His fashion as a footballer was made clear on the first day of the season when he sustained a cut to his forehead in Leeds' 2-1 win over Exeter City. The wound was severe enough for medical staff to recommend that he undergo plastic surgery, a procedure which Kisnorbo had no intention of considering with the season in its infancy and the World Cup on the horizon. He wore bandages around his skull instead.
Through 29 league appearances, Grayson's description of Kisnorbo's signing as a "big coup" grew ever more valid, vindicated by a defender who sustained a sublime level of consistency. Kisnorbo has the genuine consolation of knowing that he has been integral to the season and, potentially, promotion; the likes of Ben Parker, another player beset by injury, would love to be able to say the same.
"Coming here was a choice I had to make," Kisnorbo says. "I had a long meeting with the gaffer and he basically twisted my arm.
"League One football didn't appeal to me at all and I was very honest about that. But when I started to think about the move and think about it properly, it became more and more attractive.
"I made my decision because I started to realise that this club could potentially do anything – and I mean anything. It's not guaranteed to be successful but you know that realistically there's no upper limit for Leeds. It makes you wonder what you could go on to do with them if you commit to the club and stick around.

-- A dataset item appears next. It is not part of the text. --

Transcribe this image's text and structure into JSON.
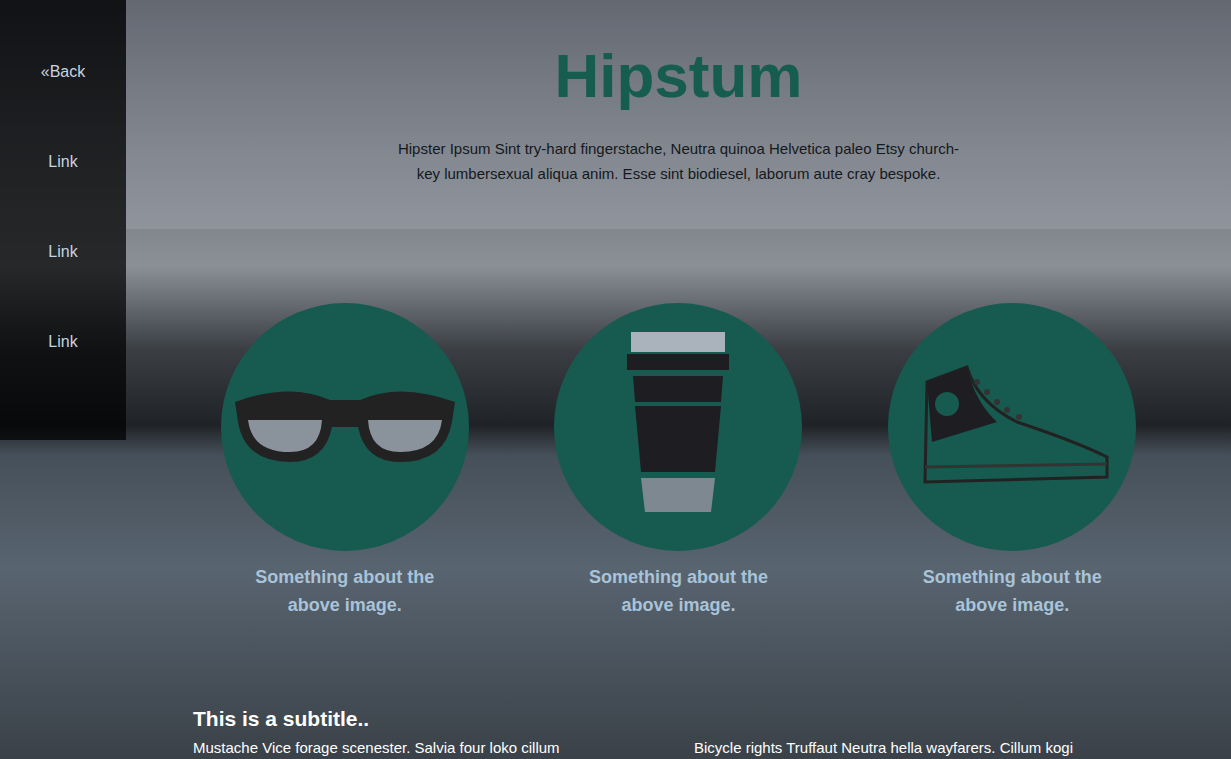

"At Leicester, I had a manager (Nigel Pearson) who didn't seem to like my style of play. I don't think it was anything personal, just his decision. But I wasn't playing and football for me is all about the games. Players who complain about being tired are crazy. If I could play every day then I would, especially at the moment.
"I'm flattered if people think I've done well but in my opinion I've never had a good game. There are always things I do wrong and things I can do better. But parts of this season have been brilliant. The FA Cup win over Manchester United stands out as a highlight, a real day for the underdogs. Our 4-0 win at Bristol Rovers in October was as good as it got in terms of league games. That was probably the performance of the year. If only that could happen again tomorrow."
For the sanity of Grayson's players and a capacity crowd at Elland Road, it must. The road ahead of Kisnorbo, meanwhile, will be taken in patient steps. Promotion tomorrow would soothe his mind; on Tuesday, the cast on his left leg is due to be removed, allowing him to return to some form of normality. "I'll actually be able to wear a pair of shoes again," he says, "I haven't done that for six weeks."
More significant is the prediction that he will begin light training in July and full training in October. They are distant targets but meaningful ones, close enough to work towards. It would aid Kisnorbo's enthusiasm during a reflective summer to know that the Championship awaits him next season.
"I'm only 29 so I could still play in a World Cup," he says. "The Asian Cup is coming up for Australia in January and that's the next competition to think about but I don't see much point in looking towards it now.
"It's day by day for me and for the club. Tomorrow's the be-all and end-all. You can dream about anything but sometimes its healthier to be realistic. If we get into the Championship then I can look at the grand scheme and say it's been a good season for me. A frustrating one, yes, but a good one as well. I guess you can't have it all."